Required action:
What lines below contain the word "Visual"? Please pull each one out.

(Data records)
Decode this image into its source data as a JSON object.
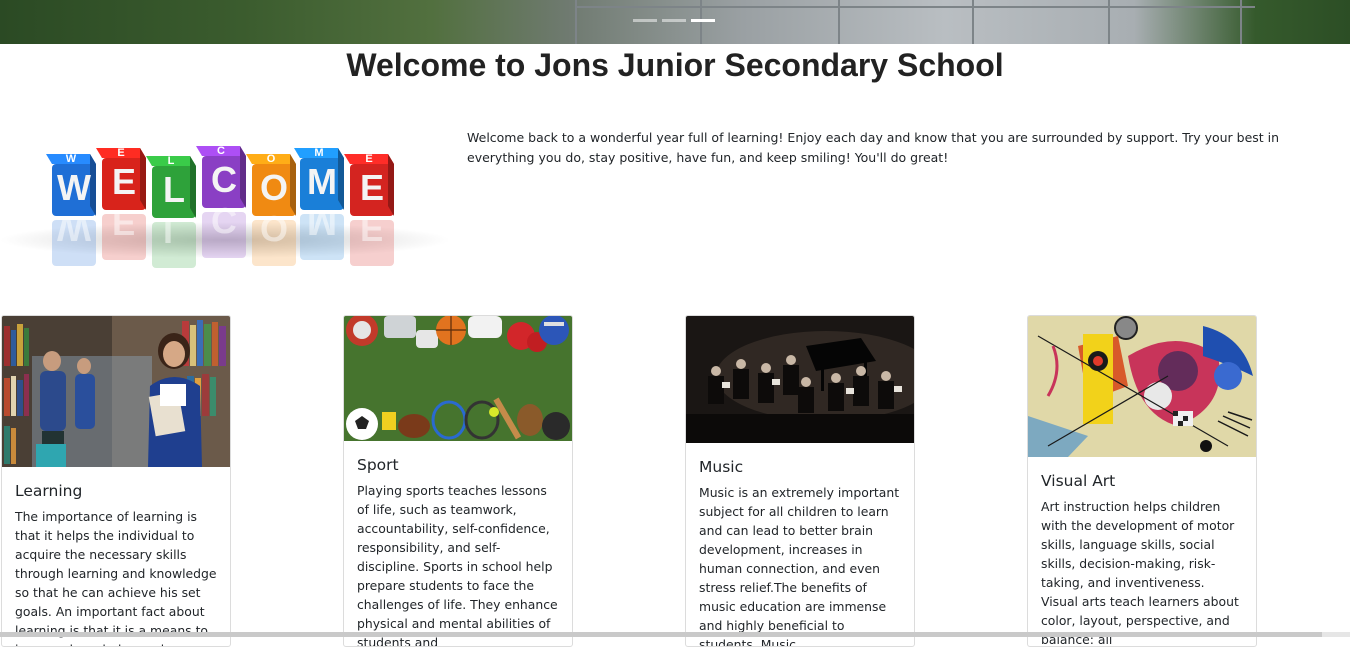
{
  "carousel": {
    "slides": 3,
    "active_index": 2
  },
  "page": {
    "title": "Welcome to Jons Junior Secondary School",
    "intro": "Welcome back to a wonderful year full of learning! Enjoy each day and know that you are surrounded by support. Try your best in everything you do, stay positive, have fun, and keep smiling! You'll do great!"
  },
  "welcome_graphic": {
    "letters": [
      "W",
      "E",
      "L",
      "C",
      "O",
      "M",
      "E"
    ],
    "colors": [
      "#1f6fd6",
      "#d8231b",
      "#2ea23a",
      "#8a3fc4",
      "#f08a12",
      "#1a7fd8",
      "#d42420"
    ]
  },
  "cards": [
    {
      "title": "Learning",
      "text": "The importance of learning is that it helps the individual to acquire the necessary skills through learning and knowledge so that he can achieve his set goals. An important fact about learning is that it is a means to improve knowledge and"
    },
    {
      "title": "Sport",
      "text": "Playing sports teaches lessons of life, such as teamwork, accountability, self-confidence, responsibility, and self-discipline. Sports in school help prepare students to face the challenges of life. They enhance physical and mental abilities of students and"
    },
    {
      "title": "Music",
      "text": "Music is an extremely important subject for all children to learn and can lead to better brain development, increases in human connection, and even stress relief.The benefits of music education are immense and highly beneficial to students. Music"
    },
    {
      "title": "Visual Art",
      "text": "Art instruction helps children with the development of motor skills, language skills, social skills, decision-making, risk-taking, and inventiveness. Visual arts teach learners about color, layout, perspective, and balance: all"
    }
  ]
}
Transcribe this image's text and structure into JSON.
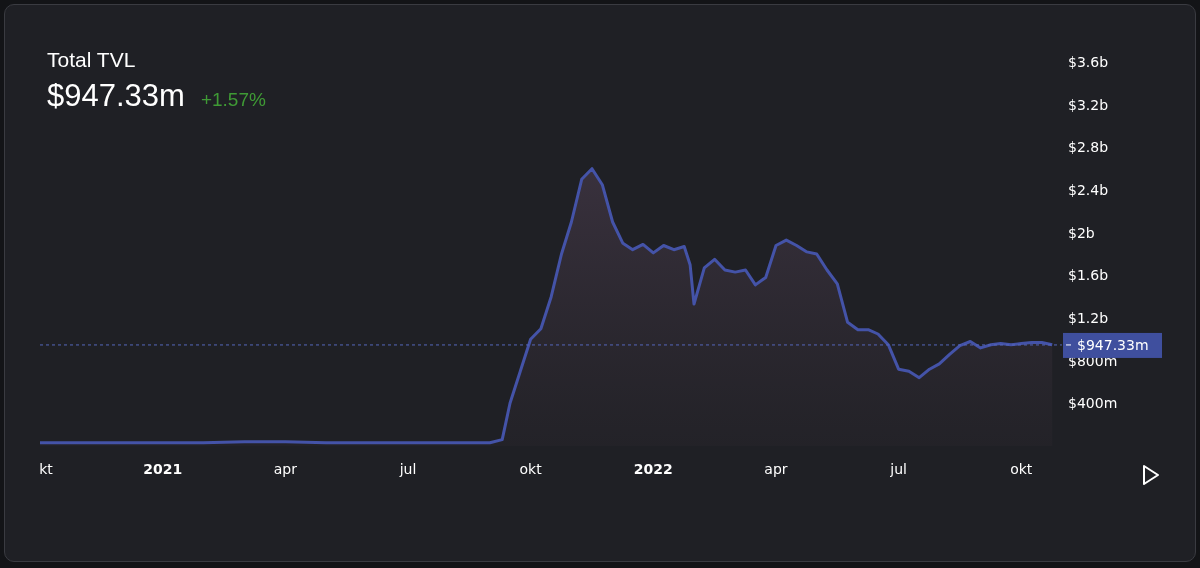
{
  "header": {
    "value": "$947.33m",
    "change": "+1.57%"
  },
  "chart_data": {
    "type": "area",
    "title": "Total TVL",
    "xlim": [
      2020.75,
      2022.833
    ],
    "ylim": [
      0,
      3600000000
    ],
    "xticks": [
      {
        "value": 2020.75,
        "label": "kt"
      },
      {
        "value": 2021,
        "label": "2021"
      },
      {
        "value": 2021.25,
        "label": "apr"
      },
      {
        "value": 2021.5,
        "label": "jul"
      },
      {
        "value": 2021.75,
        "label": "okt"
      },
      {
        "value": 2022,
        "label": "2022"
      },
      {
        "value": 2022.25,
        "label": "apr"
      },
      {
        "value": 2022.5,
        "label": "jul"
      },
      {
        "value": 2022.75,
        "label": "okt"
      }
    ],
    "yticks": [
      {
        "value": 400000000,
        "label": "$400m"
      },
      {
        "value": 800000000,
        "label": "$800m"
      },
      {
        "value": 1200000000,
        "label": "$1.2b"
      },
      {
        "value": 1600000000,
        "label": "$1.6b"
      },
      {
        "value": 2000000000,
        "label": "$2b"
      },
      {
        "value": 2400000000,
        "label": "$2.4b"
      },
      {
        "value": 2800000000,
        "label": "$2.8b"
      },
      {
        "value": 3200000000,
        "label": "$3.2b"
      },
      {
        "value": 3600000000,
        "label": "$3.6b"
      }
    ],
    "x": [
      2020.75,
      2020.833,
      2020.917,
      2021,
      2021.083,
      2021.167,
      2021.25,
      2021.333,
      2021.417,
      2021.5,
      2021.583,
      2021.667,
      2021.692,
      2021.708,
      2021.729,
      2021.75,
      2021.771,
      2021.792,
      2021.813,
      2021.833,
      2021.854,
      2021.875,
      2021.896,
      2021.917,
      2021.938,
      2021.958,
      2021.979,
      2022,
      2022.021,
      2022.042,
      2022.063,
      2022.075,
      2022.083,
      2022.104,
      2022.125,
      2022.146,
      2022.167,
      2022.188,
      2022.208,
      2022.229,
      2022.25,
      2022.271,
      2022.292,
      2022.313,
      2022.333,
      2022.354,
      2022.375,
      2022.396,
      2022.417,
      2022.438,
      2022.458,
      2022.479,
      2022.5,
      2022.521,
      2022.542,
      2022.563,
      2022.583,
      2022.604,
      2022.625,
      2022.646,
      2022.667,
      2022.688,
      2022.708,
      2022.729,
      2022.75,
      2022.771,
      2022.792,
      2022.813
    ],
    "series": [
      {
        "color": "#4453a8",
        "values": [
          30000000,
          30000000,
          30000000,
          30000000,
          30000000,
          40000000,
          40000000,
          30000000,
          30000000,
          30000000,
          30000000,
          30000000,
          60000000,
          400000000,
          700000000,
          1000000000,
          1100000000,
          1400000000,
          1800000000,
          2100000000,
          2500000000,
          2600000000,
          2450000000,
          2100000000,
          1900000000,
          1840000000,
          1890000000,
          1810000000,
          1880000000,
          1840000000,
          1870000000,
          1700000000,
          1330000000,
          1670000000,
          1750000000,
          1650000000,
          1630000000,
          1650000000,
          1510000000,
          1580000000,
          1880000000,
          1930000000,
          1880000000,
          1820000000,
          1800000000,
          1650000000,
          1520000000,
          1160000000,
          1090000000,
          1090000000,
          1050000000,
          950000000,
          720000000,
          700000000,
          640000000,
          720000000,
          770000000,
          860000000,
          940000000,
          980000000,
          920000000,
          950000000,
          960000000,
          950000000,
          960000000,
          970000000,
          970000000,
          950000000
        ]
      }
    ],
    "ref_lines": [
      {
        "axis": "y",
        "value": 947330000,
        "label": "$947.33m"
      }
    ]
  }
}
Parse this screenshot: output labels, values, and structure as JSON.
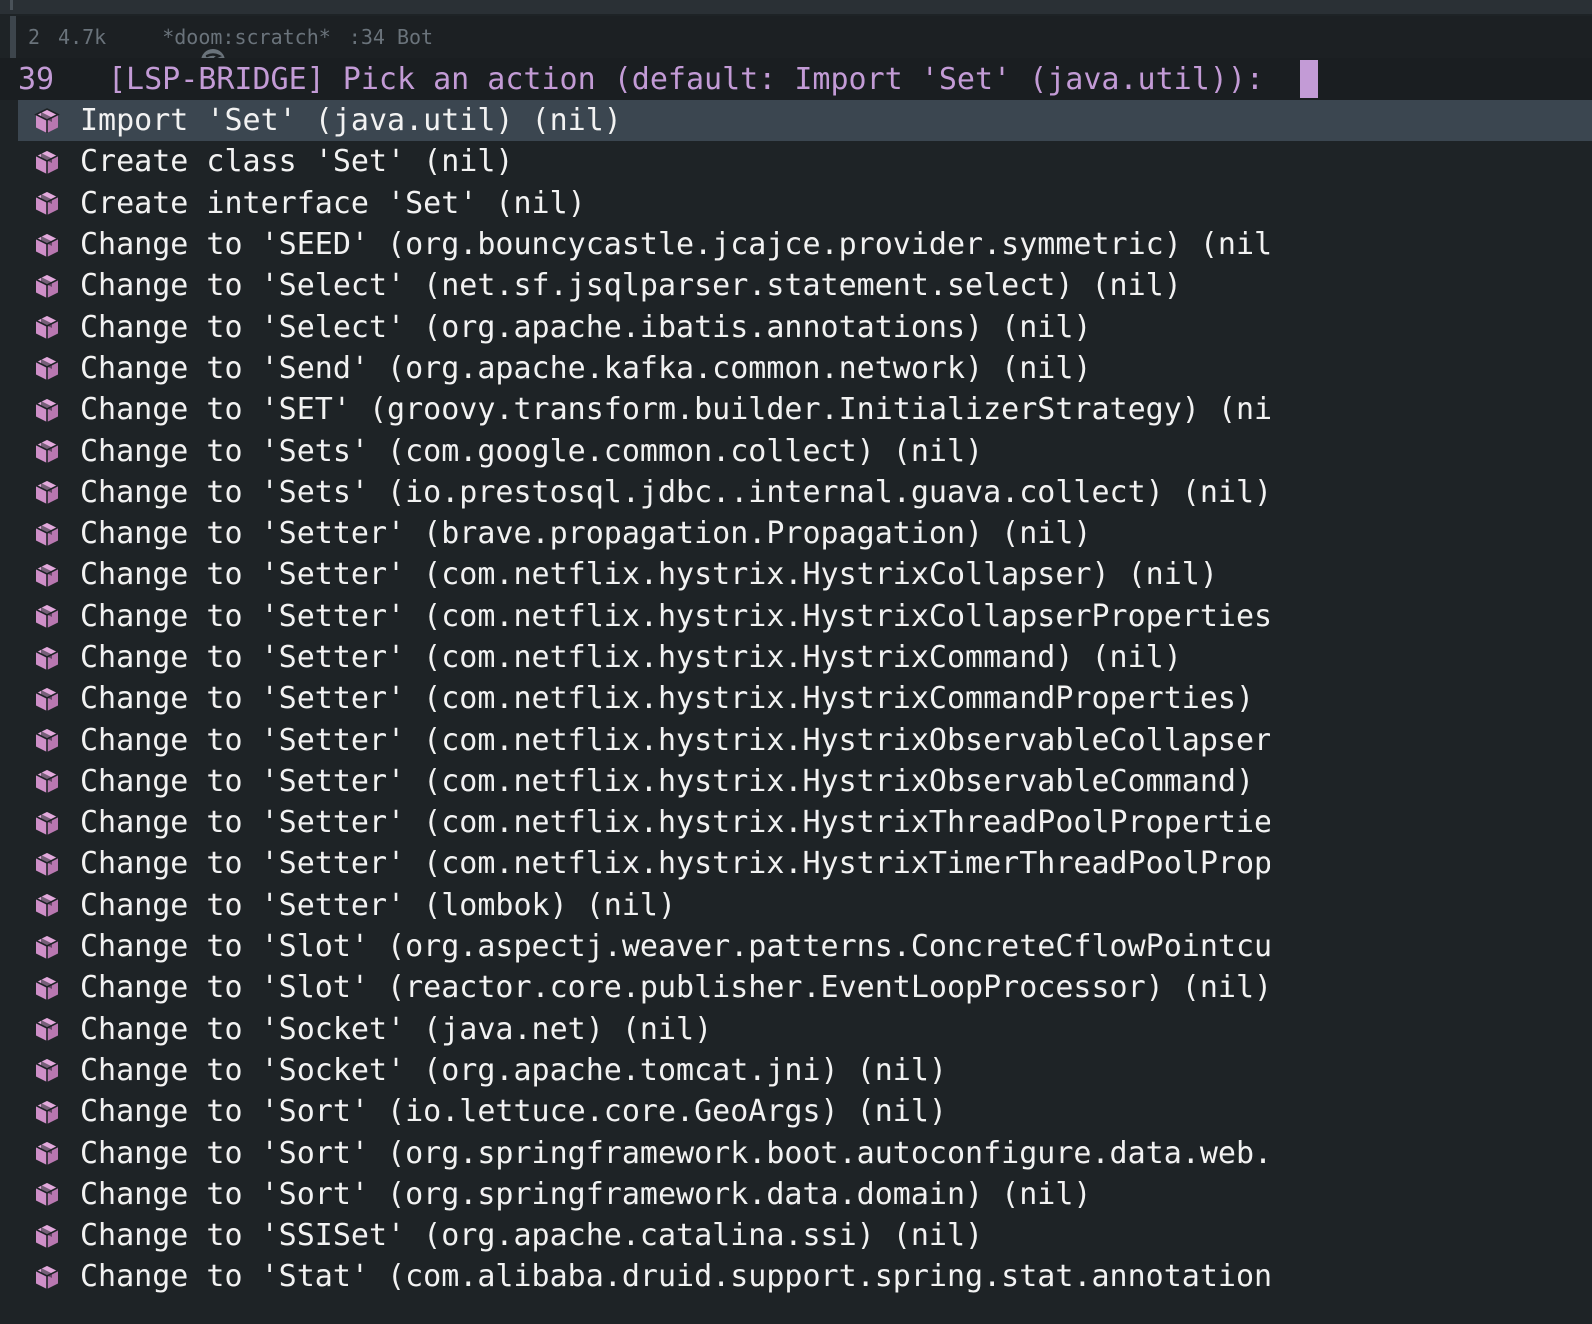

Problem solution:
      "title": "Visual Art",
      "text": "Art instruction helps children with the development of motor skills, language skills, social skills, decision-making, risk-taking, and inventiveness. Visual arts teach learners about color, layout, perspective, and balance: all"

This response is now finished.